Under the caseback is the venerable ETA 2892, a movement that is known for its precision and durability. An automatic calibre with years of track record, it beats at a 4Hz frequency and stores around 42 hours of energy when fully wound. It displays the hours and minutes, seconds that are hacking, and a semi-instantaneous date at 3 o’clock. It is here presented in its higher-end grade (A2) with blued screws and perlage.
The Milus Archimèdes Orange Coral is delivered with two straps, both equipped with quick release spring bars (no tool needed to remove them). First is a mesh stainless strap, with pairs well with the Super-Compressor look. Second is a classic, a tropic-like black rubber strap that reinforces the 1970s look.
Availability & Price (and extras)
The Milus Archimèdes Orange Coral is a limited edition of 50 watches only, available via the brand’s e-shop here. It is priced at CHF 2,119 (incl. taxes).
There’s more to the Archimèdes Orange than the watch, however. Indeed, with this limited edition, Milus underlines its commitment to the protection of coral reefs. For each watch, the brand donates an amount allowing to save a coral, which is adopted and named after the future owner. They will receive a personal certificate, issued by the Coral Guardian association. This non-profit organization, which brings together scientists and defenders of marine organisms, has developed a coral re-transplantation program. In order to fight against their extinction, it gradually reconstitutes coral ecosystems in less threatened areas.

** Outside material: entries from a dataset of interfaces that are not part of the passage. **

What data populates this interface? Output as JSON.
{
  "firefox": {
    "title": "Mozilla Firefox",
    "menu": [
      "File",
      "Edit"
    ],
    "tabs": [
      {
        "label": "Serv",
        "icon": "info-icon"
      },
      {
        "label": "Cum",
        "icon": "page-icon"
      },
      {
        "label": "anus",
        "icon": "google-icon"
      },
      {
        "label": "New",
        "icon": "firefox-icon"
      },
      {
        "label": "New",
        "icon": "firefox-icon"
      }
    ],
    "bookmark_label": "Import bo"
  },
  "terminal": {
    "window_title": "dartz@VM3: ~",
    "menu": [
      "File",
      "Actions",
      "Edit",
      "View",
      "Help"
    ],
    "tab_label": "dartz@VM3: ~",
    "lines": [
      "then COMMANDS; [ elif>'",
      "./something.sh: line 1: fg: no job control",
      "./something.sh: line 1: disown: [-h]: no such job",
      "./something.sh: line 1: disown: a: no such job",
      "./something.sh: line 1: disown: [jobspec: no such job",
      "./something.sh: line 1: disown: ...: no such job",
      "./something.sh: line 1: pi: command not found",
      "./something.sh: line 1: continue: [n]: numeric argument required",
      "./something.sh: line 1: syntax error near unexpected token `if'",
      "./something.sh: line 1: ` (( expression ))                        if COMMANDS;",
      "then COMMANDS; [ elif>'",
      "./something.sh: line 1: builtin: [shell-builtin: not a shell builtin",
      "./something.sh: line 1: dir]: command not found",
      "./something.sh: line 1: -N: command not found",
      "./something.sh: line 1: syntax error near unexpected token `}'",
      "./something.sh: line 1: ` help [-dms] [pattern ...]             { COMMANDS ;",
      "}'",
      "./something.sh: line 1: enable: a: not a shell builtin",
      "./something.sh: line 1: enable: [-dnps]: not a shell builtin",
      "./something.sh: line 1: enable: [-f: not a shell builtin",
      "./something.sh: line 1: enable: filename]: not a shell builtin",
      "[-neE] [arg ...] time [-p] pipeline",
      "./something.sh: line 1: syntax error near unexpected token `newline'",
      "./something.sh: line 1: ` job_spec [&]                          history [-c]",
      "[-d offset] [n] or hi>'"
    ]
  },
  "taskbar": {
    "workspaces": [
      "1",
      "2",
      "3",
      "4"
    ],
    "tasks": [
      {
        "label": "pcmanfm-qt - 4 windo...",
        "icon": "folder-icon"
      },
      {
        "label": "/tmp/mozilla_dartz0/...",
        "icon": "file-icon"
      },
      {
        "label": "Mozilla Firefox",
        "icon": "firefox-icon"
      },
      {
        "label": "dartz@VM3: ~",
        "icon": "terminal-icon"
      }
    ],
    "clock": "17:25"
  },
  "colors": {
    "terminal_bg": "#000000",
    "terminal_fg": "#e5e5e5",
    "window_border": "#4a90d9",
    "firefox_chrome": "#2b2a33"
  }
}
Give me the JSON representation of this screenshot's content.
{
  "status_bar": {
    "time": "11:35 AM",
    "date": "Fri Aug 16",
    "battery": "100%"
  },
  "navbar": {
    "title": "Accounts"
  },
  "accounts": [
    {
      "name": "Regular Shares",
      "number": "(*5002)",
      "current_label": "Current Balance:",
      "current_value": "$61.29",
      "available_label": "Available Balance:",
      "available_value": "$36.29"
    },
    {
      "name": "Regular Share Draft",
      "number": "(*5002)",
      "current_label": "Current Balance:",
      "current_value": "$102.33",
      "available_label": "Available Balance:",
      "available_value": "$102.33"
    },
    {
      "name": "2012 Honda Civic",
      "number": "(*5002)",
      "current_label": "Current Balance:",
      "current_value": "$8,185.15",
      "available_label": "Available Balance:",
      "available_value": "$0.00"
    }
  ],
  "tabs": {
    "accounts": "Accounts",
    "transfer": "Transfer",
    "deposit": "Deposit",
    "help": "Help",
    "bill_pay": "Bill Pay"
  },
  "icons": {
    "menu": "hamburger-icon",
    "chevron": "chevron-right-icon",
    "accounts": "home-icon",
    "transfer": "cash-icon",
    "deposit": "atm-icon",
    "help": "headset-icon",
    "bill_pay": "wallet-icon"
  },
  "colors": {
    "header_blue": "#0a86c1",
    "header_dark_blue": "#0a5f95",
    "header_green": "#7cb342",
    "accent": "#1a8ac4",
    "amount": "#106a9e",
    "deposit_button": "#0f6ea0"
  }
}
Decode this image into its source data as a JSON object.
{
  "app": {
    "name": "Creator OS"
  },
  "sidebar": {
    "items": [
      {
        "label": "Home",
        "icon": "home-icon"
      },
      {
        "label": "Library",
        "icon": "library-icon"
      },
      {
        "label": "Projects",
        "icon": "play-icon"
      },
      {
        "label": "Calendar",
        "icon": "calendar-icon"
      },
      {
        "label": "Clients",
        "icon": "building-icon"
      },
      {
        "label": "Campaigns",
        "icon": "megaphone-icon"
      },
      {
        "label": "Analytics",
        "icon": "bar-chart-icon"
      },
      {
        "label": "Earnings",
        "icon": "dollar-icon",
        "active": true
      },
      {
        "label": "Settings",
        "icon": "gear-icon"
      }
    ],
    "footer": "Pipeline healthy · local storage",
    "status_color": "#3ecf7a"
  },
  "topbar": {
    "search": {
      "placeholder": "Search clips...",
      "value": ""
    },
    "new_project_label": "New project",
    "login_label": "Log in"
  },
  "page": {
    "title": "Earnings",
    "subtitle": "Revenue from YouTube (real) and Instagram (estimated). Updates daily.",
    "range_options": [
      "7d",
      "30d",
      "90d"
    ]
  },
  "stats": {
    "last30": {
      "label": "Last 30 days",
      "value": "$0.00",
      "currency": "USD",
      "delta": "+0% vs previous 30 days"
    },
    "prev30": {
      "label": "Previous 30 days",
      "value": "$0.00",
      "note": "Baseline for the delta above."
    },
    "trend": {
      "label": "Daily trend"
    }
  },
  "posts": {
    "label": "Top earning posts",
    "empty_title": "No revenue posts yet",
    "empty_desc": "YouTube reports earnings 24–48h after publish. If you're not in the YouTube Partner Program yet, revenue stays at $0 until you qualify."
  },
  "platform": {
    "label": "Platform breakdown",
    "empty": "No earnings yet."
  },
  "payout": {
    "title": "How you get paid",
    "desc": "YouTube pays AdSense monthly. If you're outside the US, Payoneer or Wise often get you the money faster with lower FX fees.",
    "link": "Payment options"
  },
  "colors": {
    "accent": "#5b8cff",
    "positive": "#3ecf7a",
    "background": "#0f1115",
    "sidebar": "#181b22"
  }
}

thanks for this article, the watch looks great. what’s not clear to me from what you wrote – is it a real super compressor case, or just a ‘super compressor-style’ case, i.e. a regular waterproof case?
@Bart we asked Milus about this and here’s the answer:
The whole concept of the SC was to increase in water resistance as the watch went deeper underwater, through the use of a system that consists of a spring-loaded caseback and a rubber gasket.
Super Compressor is a trademarked name for specific case designs made by the case manufacturer Ervin Piquerez S.A. (EPSA).
The company no longer exists today. The final liquidation of all EPSA’s assets took place in the early 1990s, but diving cases were discontinued in the 1970-80s as the company moved into other sports watch models.
Hence, The Archimèdes is of the Compressor-style, but not Compressor case as “Compressor” was/is trademarked could only be made by EPSA.
Fantastica esa chambelona en la mano segundera. Que recuerde es la mas grande que he visto.
Many thanks Brice for checking with the company! I guess I should have asked ‘does it have a spring-loaded caseback?’ to get a clear and unambiguous reply. Because from what they replied it’s still not clear to me whether this Milus has a spring-loaded mechanism (even if they don’t call it SC). Christopher Ward released a real compressor watch recently, that was news (and they fitted it with a caseback where you can see the spring). I get a sense this Milus does not have a spring-loaded mechanism inside, hence no real ‘compressor’ feature.
I agree with Bart above. The reply still doesn’t make it clear whether or not it has a compressor “mechanism” inside
@Scan – as said by the brand, “The Archimèdes is of the Compressor-style” which means that it looks like a compressor (internal bezel, twin crown) but is constructed as a classic water-resistant modern watch. No spring-loaded caseback here.